Lela died that October, and the house sat empty with a For Sale sign on the front lawn all the following winter. In the spring, a young couple with two small children, a boy and a girl, bought Lela's house and began to renovate the place. I watched from my parents' kitchen window as they carried wheelbarrow loads of plaster down the sidewalk, and nailed up vinyl siding. I wondered what they thought about The Bird of Paradise? Did they smile at it the way Lela had? Or did they hurry to cover it with fresh paint, anxious to erase it along with the smell of cat pee, Noxema and Ivory Soap...


Susan Beauchemin said...

Some things I remember about Lela: She was always looking for her cats--she was afraid of the rain, and would come to the door asking Mom if she thought it would ever stop--she told us she dyed her hair with tea. Burt is a very faint memory, but once while passing,as they both sat there by the side of their house, Burt got up as if to chase us, that did it, I never went that close again!

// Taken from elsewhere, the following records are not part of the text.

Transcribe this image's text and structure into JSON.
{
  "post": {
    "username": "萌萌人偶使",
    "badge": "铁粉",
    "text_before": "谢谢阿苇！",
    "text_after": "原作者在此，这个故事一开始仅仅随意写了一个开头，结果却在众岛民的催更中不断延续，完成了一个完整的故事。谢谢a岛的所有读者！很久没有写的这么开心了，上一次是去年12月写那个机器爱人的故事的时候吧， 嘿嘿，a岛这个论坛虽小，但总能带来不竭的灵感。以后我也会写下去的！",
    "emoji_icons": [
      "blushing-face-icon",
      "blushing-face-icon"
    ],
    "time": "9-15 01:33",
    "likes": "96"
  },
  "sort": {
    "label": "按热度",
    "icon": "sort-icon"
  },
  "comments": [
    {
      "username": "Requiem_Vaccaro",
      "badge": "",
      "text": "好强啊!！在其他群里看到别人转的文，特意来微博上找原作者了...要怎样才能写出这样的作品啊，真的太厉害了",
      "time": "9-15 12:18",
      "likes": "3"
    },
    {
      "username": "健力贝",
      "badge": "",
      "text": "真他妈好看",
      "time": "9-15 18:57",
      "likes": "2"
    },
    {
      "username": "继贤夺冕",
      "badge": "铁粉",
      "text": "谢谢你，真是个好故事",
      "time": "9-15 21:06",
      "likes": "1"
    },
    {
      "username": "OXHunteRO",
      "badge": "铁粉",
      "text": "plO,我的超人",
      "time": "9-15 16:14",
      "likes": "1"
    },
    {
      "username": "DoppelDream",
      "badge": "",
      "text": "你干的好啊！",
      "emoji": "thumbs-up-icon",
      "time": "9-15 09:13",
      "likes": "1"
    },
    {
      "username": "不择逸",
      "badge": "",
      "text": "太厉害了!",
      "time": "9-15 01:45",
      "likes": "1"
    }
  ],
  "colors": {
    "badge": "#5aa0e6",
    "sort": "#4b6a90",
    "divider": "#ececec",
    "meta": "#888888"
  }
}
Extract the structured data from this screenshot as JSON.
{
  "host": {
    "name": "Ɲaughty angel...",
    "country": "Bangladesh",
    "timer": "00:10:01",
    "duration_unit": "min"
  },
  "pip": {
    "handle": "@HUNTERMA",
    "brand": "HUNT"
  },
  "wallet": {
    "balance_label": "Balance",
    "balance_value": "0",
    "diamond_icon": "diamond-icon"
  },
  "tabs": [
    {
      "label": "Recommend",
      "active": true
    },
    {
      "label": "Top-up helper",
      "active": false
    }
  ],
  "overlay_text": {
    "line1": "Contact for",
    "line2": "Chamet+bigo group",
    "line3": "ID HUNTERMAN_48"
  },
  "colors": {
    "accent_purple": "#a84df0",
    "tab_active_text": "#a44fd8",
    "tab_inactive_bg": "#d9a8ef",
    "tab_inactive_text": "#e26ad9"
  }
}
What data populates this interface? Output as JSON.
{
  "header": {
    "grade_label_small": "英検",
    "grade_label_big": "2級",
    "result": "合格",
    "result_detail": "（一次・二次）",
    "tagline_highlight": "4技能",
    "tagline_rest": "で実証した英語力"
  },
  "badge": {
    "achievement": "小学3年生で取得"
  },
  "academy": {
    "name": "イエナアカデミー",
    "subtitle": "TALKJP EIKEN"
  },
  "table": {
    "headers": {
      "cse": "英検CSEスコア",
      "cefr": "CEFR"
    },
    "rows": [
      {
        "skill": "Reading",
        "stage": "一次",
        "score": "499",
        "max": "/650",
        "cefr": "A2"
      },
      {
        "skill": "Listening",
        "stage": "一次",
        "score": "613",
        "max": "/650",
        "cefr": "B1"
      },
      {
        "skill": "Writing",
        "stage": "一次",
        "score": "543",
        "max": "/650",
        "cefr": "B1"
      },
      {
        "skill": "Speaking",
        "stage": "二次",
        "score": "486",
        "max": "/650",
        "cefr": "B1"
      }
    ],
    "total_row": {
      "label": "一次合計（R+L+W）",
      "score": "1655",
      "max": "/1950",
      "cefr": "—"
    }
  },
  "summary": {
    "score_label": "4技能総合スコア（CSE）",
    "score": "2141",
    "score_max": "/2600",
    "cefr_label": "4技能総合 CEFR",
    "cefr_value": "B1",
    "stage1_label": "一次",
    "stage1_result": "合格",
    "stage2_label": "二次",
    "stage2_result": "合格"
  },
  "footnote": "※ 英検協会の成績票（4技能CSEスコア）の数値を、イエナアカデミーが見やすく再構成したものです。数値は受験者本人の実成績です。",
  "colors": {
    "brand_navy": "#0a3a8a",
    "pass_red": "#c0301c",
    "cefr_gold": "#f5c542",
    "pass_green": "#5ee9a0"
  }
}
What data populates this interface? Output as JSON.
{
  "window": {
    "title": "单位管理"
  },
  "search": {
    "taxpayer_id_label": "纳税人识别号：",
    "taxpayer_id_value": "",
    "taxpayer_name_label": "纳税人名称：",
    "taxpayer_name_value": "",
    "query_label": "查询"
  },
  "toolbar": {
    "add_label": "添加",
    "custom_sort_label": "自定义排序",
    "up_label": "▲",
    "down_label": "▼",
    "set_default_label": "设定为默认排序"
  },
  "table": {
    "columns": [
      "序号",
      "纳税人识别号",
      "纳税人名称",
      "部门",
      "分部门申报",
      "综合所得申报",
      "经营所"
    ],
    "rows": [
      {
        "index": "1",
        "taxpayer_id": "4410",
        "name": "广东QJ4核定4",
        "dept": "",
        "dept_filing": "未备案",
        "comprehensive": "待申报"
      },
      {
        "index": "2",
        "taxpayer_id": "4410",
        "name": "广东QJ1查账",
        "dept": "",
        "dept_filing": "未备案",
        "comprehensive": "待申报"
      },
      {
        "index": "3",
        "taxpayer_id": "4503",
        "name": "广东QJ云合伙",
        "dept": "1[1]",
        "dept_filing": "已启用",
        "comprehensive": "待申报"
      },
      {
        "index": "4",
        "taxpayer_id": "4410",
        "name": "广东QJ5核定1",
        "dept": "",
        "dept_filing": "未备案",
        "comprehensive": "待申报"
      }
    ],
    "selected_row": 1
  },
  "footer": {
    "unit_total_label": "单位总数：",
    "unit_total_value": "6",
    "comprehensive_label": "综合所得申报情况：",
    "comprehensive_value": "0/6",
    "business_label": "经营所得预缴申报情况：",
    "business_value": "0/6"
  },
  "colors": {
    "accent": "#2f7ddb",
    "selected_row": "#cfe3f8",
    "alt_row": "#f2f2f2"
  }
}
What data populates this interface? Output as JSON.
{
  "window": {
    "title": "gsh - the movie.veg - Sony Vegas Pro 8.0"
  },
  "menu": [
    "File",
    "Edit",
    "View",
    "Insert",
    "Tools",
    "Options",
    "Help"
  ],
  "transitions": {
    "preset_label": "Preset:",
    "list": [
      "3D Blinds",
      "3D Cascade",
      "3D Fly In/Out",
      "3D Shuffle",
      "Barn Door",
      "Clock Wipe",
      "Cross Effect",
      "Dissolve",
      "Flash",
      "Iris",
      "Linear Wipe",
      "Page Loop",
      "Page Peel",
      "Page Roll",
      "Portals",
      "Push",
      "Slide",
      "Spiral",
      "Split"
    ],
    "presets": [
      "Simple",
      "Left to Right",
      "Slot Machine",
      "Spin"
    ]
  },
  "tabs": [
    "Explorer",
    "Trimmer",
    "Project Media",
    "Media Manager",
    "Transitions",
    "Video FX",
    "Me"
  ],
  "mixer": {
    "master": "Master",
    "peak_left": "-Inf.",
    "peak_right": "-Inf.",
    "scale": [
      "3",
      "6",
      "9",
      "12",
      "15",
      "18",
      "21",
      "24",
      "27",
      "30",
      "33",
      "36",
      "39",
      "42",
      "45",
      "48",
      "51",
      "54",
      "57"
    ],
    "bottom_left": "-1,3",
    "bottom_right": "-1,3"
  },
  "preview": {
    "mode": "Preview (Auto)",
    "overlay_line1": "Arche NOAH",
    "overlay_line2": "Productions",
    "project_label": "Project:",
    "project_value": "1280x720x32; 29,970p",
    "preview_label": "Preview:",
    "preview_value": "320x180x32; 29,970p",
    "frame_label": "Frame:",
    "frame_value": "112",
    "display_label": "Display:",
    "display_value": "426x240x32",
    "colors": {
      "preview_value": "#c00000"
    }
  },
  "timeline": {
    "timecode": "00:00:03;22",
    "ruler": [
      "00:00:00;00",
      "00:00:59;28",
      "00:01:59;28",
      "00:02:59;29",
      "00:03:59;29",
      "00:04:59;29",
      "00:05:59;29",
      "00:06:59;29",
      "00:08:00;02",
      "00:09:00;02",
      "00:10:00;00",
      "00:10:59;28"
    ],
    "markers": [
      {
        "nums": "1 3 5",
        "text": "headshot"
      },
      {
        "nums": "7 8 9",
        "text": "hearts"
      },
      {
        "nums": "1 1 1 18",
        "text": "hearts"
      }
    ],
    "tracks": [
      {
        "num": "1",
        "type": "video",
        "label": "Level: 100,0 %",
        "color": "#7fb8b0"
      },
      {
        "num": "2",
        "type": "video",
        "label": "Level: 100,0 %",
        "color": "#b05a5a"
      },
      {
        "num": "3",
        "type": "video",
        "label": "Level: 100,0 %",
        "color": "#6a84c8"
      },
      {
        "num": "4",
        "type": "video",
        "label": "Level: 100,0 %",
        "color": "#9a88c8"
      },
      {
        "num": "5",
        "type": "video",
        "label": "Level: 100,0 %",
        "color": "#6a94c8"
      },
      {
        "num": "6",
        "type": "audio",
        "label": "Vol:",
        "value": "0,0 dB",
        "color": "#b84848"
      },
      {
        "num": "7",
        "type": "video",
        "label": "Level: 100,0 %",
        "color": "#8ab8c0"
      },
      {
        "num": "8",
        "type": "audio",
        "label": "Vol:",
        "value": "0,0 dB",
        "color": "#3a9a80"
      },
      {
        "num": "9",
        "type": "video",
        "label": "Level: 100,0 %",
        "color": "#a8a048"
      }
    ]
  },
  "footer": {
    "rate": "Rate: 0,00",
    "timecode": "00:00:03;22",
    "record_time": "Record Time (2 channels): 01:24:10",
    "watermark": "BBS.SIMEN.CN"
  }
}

Barbara tarbox said...

Dear Martha,
A very touching story.It seems most us can recall such a
Person in our younger lives Mine was a man named Sam,
Could have been your rag picker man. Sam roamed the
Streets of our small town, picking up odd bits and pieces.
My Dad pointed out his place to me once when we were
Driving somewhere. See that mountain over there, that's
Sam's place he said.It was a mountain of those bits and pieces. I guess, if you needed a spare part or wanted to
Replace an odd bit, Sam was your man. My DAd used to take him to the local dairy and buy him a banana split his favorite. I recall that Sam had cats and always
Smelled like grease and a kind of campfire smell.
I was too young to take it upon myself to befriend him,
But I was very curious, I'm happy to say that my father
Never uttered an unkind word about him but plenty of other people did.

smelled like grease and burning wood.